Artists like Robert Smithson (1938-1973), Walter De Maria (1935-2013), and Michael Heizer (1944- ) sought to abandon the confines of the art gallery and the limitations of painting and conventional sculpture. Rather than make art out of landscapes, they would make the landscape into art. As De Maria memorably put it, "My new brush is a Caterpillar." Works like Smithson's "Spiral Jetty," De Maria's "Lightning Field," and Heizer's "Double Negative" show how extraordinary land art can be.
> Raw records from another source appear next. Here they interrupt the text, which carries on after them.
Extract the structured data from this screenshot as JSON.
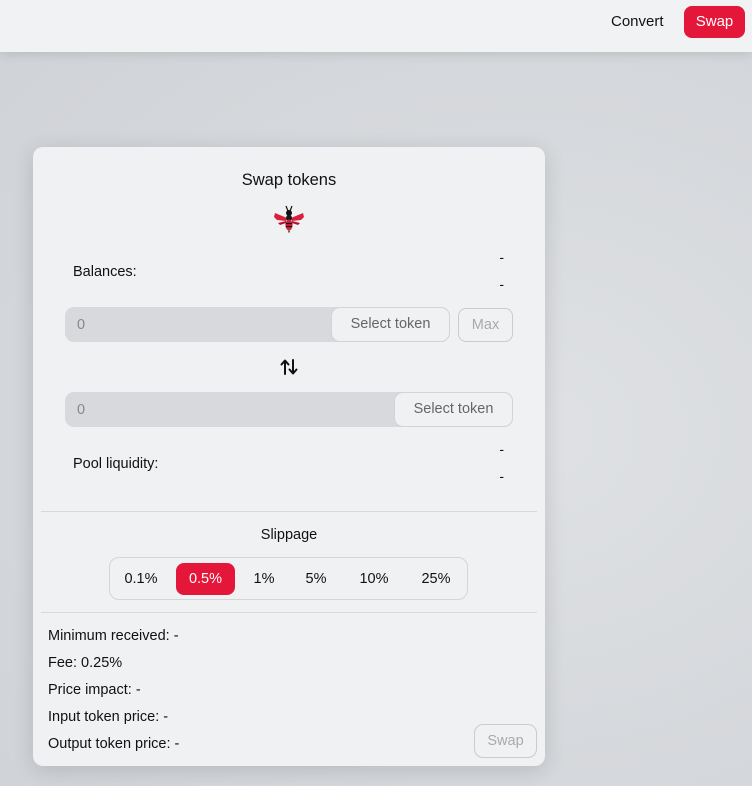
{
  "nav": {
    "convert_label": "Convert",
    "swap_label": "Swap"
  },
  "card": {
    "title": "Swap tokens",
    "logo_icon": "bee-logo-icon",
    "balances": {
      "label": "Balances:",
      "values": [
        "-",
        "-"
      ]
    },
    "from": {
      "placeholder": "0",
      "select_label": "Select token",
      "max_label": "Max"
    },
    "switch_icon": "swap-arrows-icon",
    "to": {
      "placeholder": "0",
      "select_label": "Select token"
    },
    "pool_liquidity": {
      "label": "Pool liquidity:",
      "values": [
        "-",
        "-"
      ]
    },
    "slippage": {
      "title": "Slippage",
      "options": [
        "0.1%",
        "0.5%",
        "1%",
        "5%",
        "10%",
        "25%"
      ],
      "selected": "0.5%"
    },
    "info": {
      "minimum_received": "Minimum received: -",
      "fee": "Fee: 0.25%",
      "price_impact": "Price impact: -",
      "input_token_price": "Input token price: -",
      "output_token_price": "Output token price: -"
    },
    "swap_button_label": "Swap"
  },
  "colors": {
    "accent": "#e4163a",
    "card_bg": "#f0f1f2",
    "page_bg": "#d5d8dc"
  }
}
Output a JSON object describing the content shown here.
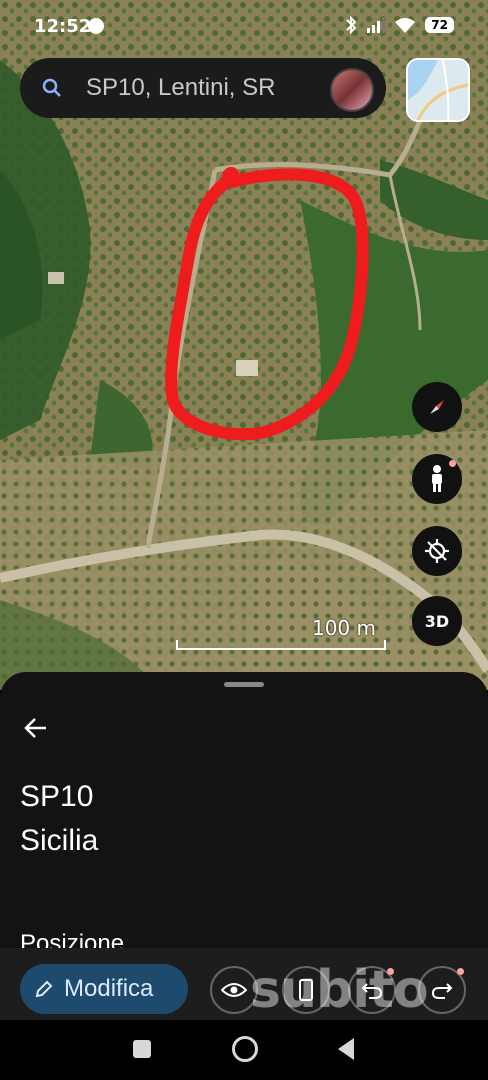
{
  "status_bar": {
    "time": "12:52",
    "battery": "72"
  },
  "search": {
    "text": "SP10, Lentini, SR"
  },
  "map": {
    "scale_label": "100 m",
    "button_3d": "3D",
    "highlight_color": "#ee1c1c"
  },
  "place": {
    "line1": "SP10",
    "line2": "Sicilia",
    "section_label": "Posizione"
  },
  "toolbar": {
    "edit_label": "Modifica"
  },
  "watermark": "subito"
}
Crump, an author and curator, previously directed a good documentary on the relationship between the photographer Robert Mapplethorpe and his lover, the collector-curator Sam Wagstaff. Crump has directed "Troublemakers" with assurance and energy. Perhaps too much so: The documentary has a headlong quality that conveys the excitement of the '60s and early '70s, with the era's constant sense of so many barriers being broken. Yet by thrusting viewers right into the middle of things, the documentary never really situates them — or, rather, does it in a way that's distracted, intermittent, or both.
Of course the artists themselves would be the first to reject the value of context — other than geological. And for a documentary about art to have such velocity is no small thing. "Troublemakers" has many pleasures to offer. Who knew that Smithson's voice sounded like that of the "Saturday Night Live" actor-writer Michael O'Donoghue? Or that Heizer has a Jack Nicholson grin?
TROUBLEMAKERS: The Story of Land Art
Written and directed by James Crump. At Museum of Fine Arts. 71 minutes. Unrated.
Mark Feeney can be reached at firstname.lastname@example.org.